Throughout his physical and emotional ordeal, Hammock never lost sight of his academic commitment. He graduated from NIU in three-and-a-half years with a degree in marketing.
Fact is, Hammock was drawn to the UW because of its master’s program in education administration. In the process, he contacted Alvarez about coaching while working on his masters.
That led to his apprenticeship with the Badgers, which included a stint working under Jim Hueber, the former UW offensive line coach – one of his links to offensive coordinator Paul Chryst.
“The guys he respects are the guys I respect,” Hammock said.
In turn, Hammock has a lot of respect for the job that Settle did with the running backs. “It will be a challenge to meet that standard next season,” said Hammock, a native of Fort Wayne, Ind.
But he will bring his own style to the position.
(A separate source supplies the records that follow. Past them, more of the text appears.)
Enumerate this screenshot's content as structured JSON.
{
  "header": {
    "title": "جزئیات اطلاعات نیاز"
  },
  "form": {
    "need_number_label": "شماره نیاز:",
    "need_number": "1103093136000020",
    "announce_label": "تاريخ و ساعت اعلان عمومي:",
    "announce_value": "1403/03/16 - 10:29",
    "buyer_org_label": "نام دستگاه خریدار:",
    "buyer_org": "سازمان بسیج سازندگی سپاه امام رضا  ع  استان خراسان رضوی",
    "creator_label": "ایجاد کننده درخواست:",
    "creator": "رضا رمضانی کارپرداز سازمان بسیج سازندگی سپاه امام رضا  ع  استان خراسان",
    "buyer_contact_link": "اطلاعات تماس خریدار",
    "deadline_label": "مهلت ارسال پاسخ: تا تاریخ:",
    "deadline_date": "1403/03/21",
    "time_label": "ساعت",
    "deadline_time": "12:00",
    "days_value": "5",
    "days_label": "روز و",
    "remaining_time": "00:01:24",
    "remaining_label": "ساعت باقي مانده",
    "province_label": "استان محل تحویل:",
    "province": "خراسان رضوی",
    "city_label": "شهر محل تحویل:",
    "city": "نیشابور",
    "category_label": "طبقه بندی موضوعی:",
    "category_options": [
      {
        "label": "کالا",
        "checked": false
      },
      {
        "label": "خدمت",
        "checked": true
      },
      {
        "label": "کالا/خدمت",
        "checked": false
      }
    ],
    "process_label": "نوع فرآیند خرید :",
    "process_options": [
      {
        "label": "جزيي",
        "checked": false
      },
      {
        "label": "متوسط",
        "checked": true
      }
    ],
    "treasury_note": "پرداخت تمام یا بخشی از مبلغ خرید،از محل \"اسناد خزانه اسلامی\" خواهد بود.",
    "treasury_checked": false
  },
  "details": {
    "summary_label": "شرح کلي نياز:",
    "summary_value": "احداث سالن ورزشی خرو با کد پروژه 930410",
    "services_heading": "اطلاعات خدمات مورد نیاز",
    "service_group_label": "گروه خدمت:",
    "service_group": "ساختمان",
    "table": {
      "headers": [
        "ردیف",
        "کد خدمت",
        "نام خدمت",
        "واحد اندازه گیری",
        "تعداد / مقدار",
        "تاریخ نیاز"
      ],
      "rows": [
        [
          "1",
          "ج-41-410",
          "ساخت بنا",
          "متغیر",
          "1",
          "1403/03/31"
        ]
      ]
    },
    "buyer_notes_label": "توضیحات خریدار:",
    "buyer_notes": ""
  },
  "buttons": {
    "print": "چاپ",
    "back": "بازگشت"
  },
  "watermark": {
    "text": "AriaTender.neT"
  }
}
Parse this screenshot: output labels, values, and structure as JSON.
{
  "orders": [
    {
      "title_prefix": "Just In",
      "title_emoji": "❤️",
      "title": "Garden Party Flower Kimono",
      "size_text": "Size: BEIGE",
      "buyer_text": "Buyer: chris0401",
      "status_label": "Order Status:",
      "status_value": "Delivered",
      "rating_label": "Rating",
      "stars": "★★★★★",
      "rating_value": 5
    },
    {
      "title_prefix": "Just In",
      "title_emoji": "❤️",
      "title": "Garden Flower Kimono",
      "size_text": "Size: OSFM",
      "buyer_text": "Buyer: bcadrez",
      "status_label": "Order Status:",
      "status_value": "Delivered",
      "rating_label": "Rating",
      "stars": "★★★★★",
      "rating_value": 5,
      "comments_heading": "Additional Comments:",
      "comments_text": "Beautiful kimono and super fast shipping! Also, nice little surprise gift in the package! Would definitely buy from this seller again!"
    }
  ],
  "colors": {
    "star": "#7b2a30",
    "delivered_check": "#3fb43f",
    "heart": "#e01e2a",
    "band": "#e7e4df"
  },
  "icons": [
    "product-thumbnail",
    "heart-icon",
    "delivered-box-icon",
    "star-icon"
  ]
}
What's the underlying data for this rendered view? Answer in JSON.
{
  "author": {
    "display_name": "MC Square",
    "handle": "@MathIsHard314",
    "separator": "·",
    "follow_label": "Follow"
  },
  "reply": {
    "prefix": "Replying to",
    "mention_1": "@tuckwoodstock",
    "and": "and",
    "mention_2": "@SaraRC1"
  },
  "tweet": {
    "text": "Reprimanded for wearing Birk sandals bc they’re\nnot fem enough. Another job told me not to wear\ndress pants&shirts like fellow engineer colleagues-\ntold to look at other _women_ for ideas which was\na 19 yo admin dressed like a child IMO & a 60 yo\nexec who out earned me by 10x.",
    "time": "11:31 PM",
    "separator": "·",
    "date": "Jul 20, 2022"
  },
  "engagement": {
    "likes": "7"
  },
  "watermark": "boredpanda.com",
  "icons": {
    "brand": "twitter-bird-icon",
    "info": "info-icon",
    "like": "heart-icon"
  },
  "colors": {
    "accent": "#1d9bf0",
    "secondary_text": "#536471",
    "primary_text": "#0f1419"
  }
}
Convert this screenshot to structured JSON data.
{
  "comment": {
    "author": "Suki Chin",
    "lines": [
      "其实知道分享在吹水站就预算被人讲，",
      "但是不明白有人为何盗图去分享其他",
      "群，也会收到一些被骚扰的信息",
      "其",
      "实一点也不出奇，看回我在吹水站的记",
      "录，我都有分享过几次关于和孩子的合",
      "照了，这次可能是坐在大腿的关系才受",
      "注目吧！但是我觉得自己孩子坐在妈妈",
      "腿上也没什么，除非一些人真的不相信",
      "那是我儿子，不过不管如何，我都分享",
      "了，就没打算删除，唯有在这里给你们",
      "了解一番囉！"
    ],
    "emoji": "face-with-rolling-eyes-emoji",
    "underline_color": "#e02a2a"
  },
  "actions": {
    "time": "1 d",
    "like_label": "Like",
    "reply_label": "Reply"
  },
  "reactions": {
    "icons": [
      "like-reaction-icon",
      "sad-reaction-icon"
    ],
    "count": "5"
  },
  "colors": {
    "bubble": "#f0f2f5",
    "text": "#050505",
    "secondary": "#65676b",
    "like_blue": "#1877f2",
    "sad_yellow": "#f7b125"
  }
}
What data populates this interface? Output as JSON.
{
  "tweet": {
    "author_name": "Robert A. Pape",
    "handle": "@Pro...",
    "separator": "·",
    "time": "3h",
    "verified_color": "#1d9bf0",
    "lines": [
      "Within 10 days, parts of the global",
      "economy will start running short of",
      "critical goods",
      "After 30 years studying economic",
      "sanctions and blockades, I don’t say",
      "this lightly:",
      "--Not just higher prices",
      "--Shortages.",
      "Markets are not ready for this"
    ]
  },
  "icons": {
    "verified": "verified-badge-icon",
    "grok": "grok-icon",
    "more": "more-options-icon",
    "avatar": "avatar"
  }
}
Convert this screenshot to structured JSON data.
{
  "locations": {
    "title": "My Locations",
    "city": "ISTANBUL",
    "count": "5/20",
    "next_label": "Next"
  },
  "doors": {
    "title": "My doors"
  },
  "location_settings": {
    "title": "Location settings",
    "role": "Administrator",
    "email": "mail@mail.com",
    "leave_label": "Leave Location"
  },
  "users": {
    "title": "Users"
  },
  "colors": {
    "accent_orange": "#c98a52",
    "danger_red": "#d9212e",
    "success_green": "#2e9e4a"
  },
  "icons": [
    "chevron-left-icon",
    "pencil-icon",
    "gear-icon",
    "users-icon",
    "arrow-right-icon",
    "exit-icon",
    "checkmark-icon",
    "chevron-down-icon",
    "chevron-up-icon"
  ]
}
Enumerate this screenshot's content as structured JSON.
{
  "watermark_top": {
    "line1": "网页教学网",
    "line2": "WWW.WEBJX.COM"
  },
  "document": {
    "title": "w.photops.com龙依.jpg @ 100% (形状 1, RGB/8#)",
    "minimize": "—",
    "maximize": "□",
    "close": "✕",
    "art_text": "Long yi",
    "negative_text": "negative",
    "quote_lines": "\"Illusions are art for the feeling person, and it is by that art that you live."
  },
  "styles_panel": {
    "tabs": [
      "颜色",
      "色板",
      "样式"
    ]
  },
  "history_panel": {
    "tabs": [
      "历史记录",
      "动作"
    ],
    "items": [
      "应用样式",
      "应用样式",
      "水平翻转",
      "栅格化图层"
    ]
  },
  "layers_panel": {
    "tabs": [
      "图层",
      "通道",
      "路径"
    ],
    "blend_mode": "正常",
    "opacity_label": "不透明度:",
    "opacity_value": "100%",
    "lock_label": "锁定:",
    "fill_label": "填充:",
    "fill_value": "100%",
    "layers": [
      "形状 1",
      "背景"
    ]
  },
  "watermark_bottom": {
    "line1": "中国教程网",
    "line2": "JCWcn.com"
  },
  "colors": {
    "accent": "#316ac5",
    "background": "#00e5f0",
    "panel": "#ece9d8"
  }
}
One of his points of emphasis will be making sure the tailbacks “improve on making that last defender miss” based on what he has seen on tape.
“I was really surprised how good those guys are upfront,” he said of the UW’s offensive line. “They work together as a unit, create movement and make a lot of holes for the backs to run through.”
To this end, he said the runners have to “reward” the linemen with long runs.
What else will he demand?
“I want them to be tough, and I want them to compete and finish every run, every drill, every rep,” Hammock said. “We’re going to try and finish those plays so we can raise our level of play.”
By Mike Lucas